Contractor, agent roles should be clearly defined
Businesses employ a variety of different individuals and other corporations to work on their behalf. The most common form of this relationship is the employer/employee link but many businesses also engage two other types of workers: agents, and independent contractors.
Agents are primarily individuals or companies that are authorized to act on behalf of another individual or company. When you appoint an agent, their authority is generally limited in scope: A corporation might engage an agent to act as a salesperson in a particular area or region and for a limited number of products or services. Often, remuneration is based on commission or draws.
Independent contractors are generally individuals or companies that are engaged by another party and who have the right to control or direct the result of the work done by the contractor but not necessarily the means and the methods used to accomplish the result(s).

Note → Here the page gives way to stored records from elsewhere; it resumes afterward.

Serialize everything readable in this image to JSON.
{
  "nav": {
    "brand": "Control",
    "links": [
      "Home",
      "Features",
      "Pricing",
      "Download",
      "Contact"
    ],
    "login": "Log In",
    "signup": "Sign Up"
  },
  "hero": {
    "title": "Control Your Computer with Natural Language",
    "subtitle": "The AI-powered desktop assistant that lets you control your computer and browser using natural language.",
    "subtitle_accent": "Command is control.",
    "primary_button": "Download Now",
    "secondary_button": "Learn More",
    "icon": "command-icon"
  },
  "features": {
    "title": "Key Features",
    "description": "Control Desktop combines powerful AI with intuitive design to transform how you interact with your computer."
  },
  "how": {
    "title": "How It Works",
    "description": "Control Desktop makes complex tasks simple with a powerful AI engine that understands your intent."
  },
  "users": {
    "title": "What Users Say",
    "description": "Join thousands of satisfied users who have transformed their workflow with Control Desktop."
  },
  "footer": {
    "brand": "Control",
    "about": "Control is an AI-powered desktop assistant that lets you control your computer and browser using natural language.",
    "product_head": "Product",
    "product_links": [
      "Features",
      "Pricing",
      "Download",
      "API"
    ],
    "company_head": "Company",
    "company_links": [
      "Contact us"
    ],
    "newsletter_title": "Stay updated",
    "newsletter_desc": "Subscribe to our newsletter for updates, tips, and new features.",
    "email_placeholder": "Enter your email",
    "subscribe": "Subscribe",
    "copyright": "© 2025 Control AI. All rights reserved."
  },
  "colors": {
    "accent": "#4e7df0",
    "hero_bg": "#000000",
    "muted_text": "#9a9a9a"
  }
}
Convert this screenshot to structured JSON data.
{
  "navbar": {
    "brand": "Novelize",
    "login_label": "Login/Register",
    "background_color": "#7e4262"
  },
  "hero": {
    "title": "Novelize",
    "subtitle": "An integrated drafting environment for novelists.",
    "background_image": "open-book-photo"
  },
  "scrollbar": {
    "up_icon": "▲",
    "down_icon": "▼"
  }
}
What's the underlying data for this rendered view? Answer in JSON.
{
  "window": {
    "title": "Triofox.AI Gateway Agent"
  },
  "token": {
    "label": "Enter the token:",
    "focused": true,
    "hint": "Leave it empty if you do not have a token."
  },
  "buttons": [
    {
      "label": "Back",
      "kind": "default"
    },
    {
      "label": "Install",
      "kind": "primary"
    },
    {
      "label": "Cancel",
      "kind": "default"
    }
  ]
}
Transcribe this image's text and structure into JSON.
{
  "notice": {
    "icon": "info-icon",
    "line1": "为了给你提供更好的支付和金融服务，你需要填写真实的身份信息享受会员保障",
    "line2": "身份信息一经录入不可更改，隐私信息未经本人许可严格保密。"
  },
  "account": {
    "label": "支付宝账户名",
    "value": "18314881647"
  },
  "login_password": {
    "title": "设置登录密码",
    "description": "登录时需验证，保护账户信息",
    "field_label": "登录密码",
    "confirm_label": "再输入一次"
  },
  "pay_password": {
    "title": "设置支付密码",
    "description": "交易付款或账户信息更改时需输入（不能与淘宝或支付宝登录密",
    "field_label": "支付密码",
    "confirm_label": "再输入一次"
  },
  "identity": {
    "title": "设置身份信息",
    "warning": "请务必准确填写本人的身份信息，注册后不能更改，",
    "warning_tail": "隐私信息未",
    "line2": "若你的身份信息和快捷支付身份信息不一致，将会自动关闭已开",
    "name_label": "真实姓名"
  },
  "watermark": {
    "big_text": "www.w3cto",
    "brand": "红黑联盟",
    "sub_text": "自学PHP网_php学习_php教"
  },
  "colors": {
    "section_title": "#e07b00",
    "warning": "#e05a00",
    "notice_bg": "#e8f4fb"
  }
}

The key here often stems from the amount of control the engaging party has over the activities of the contractor. For example, if you have a person who works in your office, on your computer, is engaged in tasks primarily for you and keeps hours that are defined by you, then you have an employee rather than an independent contractor.
The reason why I raise this is that businesses often bring on associates in a loose manner and they define themselves as agents or independent contractors. While this is fine, the business needs to carefully define this relationship; otherwise, they may find the government views the association differently.
As you may know, if you are an employer, you are responsible for government remittances to Canada Pension Plan, Employment Insurance, Worker’s Safety Insurance Board and Income Tax. Even if your agent/contractor provides you with a guarantee (often known as an indemnity) you can still be audited, which in and of itself can be a painful process, and if the auditor finds an employment relationship the business can be found responsible for remittance of arrears — especially for the employer contributions to WSIB and CPP.
So, businesses must be very careful when they bring on new associates and form new business relationships.
Agents and contractors improperly retained can lead to troubles with the authorities.
Jeffrey D. Cowan, B.A., B.Comm, LL.B., M.B.A., is the Principal of Cowan & Taylor, Barristers & Solicitors which practises in the areas of business and real estate law. Cowan appears in Your Money every other week. Efirstname.lastname@example.org call 416-363-5046 with questions for future columns. The information contained in this article should not be relied upon as legal advice.